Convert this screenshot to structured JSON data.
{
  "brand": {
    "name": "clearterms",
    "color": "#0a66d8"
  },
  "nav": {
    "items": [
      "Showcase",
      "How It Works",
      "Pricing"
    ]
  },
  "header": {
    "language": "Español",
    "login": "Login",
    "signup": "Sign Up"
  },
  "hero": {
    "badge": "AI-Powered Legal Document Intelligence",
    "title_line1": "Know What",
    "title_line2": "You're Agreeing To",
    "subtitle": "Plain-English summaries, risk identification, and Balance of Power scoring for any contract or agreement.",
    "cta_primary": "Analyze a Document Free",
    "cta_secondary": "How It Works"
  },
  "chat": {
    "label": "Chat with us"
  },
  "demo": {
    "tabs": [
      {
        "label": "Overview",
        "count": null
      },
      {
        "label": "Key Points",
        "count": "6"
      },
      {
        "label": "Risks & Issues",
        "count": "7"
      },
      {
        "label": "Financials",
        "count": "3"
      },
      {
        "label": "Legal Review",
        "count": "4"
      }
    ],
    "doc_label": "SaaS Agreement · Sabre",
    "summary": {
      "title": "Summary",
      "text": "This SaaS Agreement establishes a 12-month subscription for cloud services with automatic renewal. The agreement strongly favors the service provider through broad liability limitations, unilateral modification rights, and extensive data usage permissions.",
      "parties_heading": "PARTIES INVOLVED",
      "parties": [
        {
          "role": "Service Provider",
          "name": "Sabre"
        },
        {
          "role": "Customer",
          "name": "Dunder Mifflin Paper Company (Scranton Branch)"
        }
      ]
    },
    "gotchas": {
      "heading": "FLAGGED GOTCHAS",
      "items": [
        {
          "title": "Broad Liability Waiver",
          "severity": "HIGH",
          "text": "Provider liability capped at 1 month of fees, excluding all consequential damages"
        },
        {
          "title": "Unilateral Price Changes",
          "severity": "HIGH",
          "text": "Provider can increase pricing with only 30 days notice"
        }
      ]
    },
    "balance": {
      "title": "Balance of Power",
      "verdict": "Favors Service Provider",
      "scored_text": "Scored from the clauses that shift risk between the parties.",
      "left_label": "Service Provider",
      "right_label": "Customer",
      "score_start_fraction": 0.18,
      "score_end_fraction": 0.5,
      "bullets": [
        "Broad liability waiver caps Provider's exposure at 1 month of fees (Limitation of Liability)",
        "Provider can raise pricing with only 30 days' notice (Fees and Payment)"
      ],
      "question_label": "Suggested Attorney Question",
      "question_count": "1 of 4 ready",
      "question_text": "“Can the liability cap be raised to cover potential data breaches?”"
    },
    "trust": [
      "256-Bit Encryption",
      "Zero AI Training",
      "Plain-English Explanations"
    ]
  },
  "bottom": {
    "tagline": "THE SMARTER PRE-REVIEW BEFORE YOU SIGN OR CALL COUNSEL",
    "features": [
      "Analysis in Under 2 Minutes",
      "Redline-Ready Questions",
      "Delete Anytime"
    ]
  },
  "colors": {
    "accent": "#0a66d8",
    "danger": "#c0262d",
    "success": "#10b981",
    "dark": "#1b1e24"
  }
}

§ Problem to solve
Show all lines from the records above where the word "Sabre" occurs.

§ Reply to the exercise
    "doc_label": "SaaS Agreement · Sabre",
          "name": "Sabre"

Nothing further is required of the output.